Seth Nyquist is Ethiopian, Trinidadian and Egyptian, was adopted by a Swedish family and grew up in Toronto. He dropped out of Toronto Metropolitan University (formerly known as Ryerson) after a semester when he realized competing for the 9–5 dream job wasn’t for him.
He discovered his passion for creating music through engineering first and producing next, along with the songwriting, learning to play the guitar and piano, and singing. He released his excellent first EP Heaven’s Only Wishful in 2018, under the moniker MorMor.
MorMor’s energy is light, he chooses his words deliberately to convey meaning and allow for fluidity during our conversation.
“I think the reason I sing and put it out there in this format is … it’s just the truest,” he says on Zoom on a recent autumn afternoon from his Toronto apartment. His singing and overall sound have a psychedelic feel, a trip between sonic worlds full of stimulating synths and fragments of thoughts that never quite let up.
MorMor grew up in the west end of Toronto, near Little Ethiopia, where he was exposed to many diverse cultures but never quite found an authentic footing in its creative scene. In the last few years, he’s had the pleasure of travelling a lot more through his music, especially to New York, which he considers home at this point.
“I work there a lot more and, because of that, I feel more connected to the pace of that city. I grew up here, was born and raised here and I love it — I’ve never lived anywhere else. But I’m at a point where I feel not as stimulated or inspired when I’m here,” he says.

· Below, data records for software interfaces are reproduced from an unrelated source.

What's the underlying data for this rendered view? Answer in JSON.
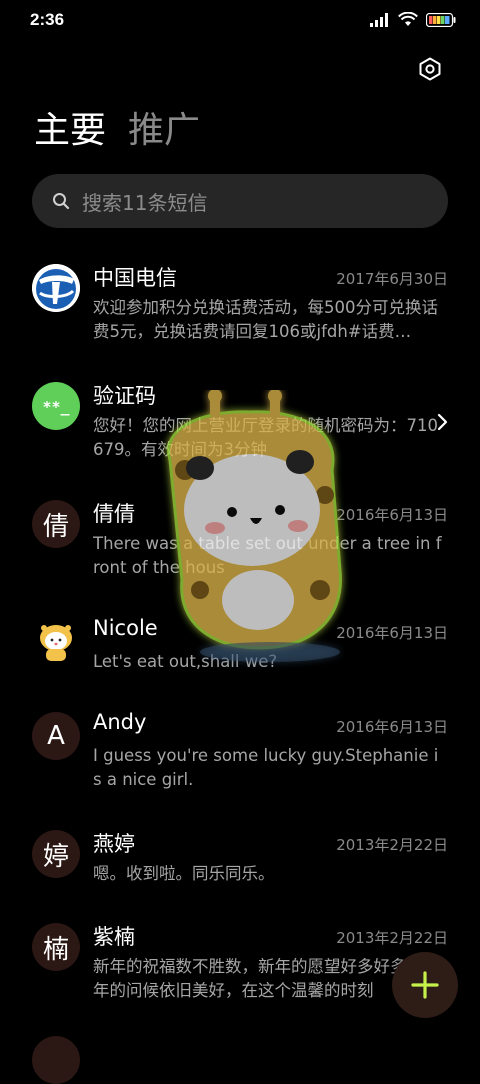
{
  "status_bar": {
    "time": "2:36"
  },
  "header": {
    "tabs": [
      {
        "label": "主要",
        "active": true
      },
      {
        "label": "推广",
        "active": false
      }
    ]
  },
  "search": {
    "placeholder": "搜索11条短信"
  },
  "conversations": [
    {
      "name": "中国电信",
      "date": "2017年6月30日",
      "preview": "欢迎参加积分兑换话费活动，每500分可兑换话费5元，兑换话费请回复106或jfdh#话费…",
      "avatar_icon": "china-telecom-logo"
    },
    {
      "name": "验证码",
      "date": "",
      "preview": "您好！您的网上营业厅登录的随机密码为：710679。有效时间为3分钟",
      "avatar_icon": "password-icon"
    },
    {
      "name": "倩倩",
      "date": "2016年6月13日",
      "preview": "There was a table set out under a tree in front of the hous",
      "avatar_letter": "倩"
    },
    {
      "name": "Nicole",
      "date": "2016年6月13日",
      "preview": "Let's eat out,shall we?",
      "avatar_icon": "cartoon-avatar"
    },
    {
      "name": "Andy",
      "date": "2016年6月13日",
      "preview": "I guess you're some lucky guy.Stephanie is a nice girl.",
      "avatar_letter": "A"
    },
    {
      "name": "燕婷",
      "date": "2013年2月22日",
      "preview": "嗯。收到啦。同乐同乐。",
      "avatar_letter": "婷"
    },
    {
      "name": "紫楠",
      "date": "2013年2月22日",
      "preview": "新年的祝福数不胜数，新年的愿望好多好多，新年的问候依旧美好，在这个温馨的时刻",
      "avatar_letter": "楠"
    }
  ],
  "colors": {
    "background": "#000000",
    "accent_green": "#c5f24a",
    "verify_green": "#5fcf5a",
    "telecom_blue": "#1a5fb4",
    "avatar_bg": "#2b1713"
  }
}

“Though Toronto is very diverse, it’s a much newer city. I feel like we’re still finding our identity,” MorMor says. “It just hasn’t been simmering as long; there’s just more flavour in New York in some ways.”
And what inspired his soulful croons on alternative rock rhythms that he’s deliberately piecing together?
“Growing up, it was a wide array of musicians, the likes of the Beatles, Jackson 5, Jimi Hendrix, AC/DC, Nirvana and Wu-Tang,” MoMor lists. Where many may feel essential parts of their being are stifled by societal norms and expectations, MorMor believes he had room to explore.
“I think I had the privilege to like something or not without having bias attached to religion or an overbearing parent who was trying to instill their views. I was able to develop my taste and flexibility to not be weighed down.”
His birth mother is from Toronto, and his adoptive mother — a professor of comparative literature at the University of Toronto — is American but grew up in Toronto with her Swedish mother, Nyquist’s grandmother, a woman for whom he had an affinity before she passed away (“MorMor” is Swedish for grandmother).
On his debut full album Semblance, his ability to unravel unconscious thoughts shows up in fragments, and his experiences led him to approach songwriting differently.
“I was able to just be more vulnerable. There is a directness in the record. In a way, I was less comfortable as I hid behind metaphors early on in my projects,” he says.
With the song and his first EP, Heaven’s Only Wishful, MorMor admits to conceptualizing the project as a pushback on the unattainable idea of perfection; but now, similar to feelings we’ve all shared lately, he was forced to be still and introspective. The fluidity in his approach to creating and in life is what he wishes we, the listeners, will be inspired to practice.
“In my early days, I would try to put my ideas, inspirations, whatever all into one song. But you only get a semblance of a person, so I realized through artistic practice that my desire is to be understood, but there’s only so much I’m able to give within each song and project. And that also always evolves. For this project, I wanted to offer a journey and a sense of comfort. Especially coming after the pandemic and realizing that it’s really just a ride and you can only do your best.”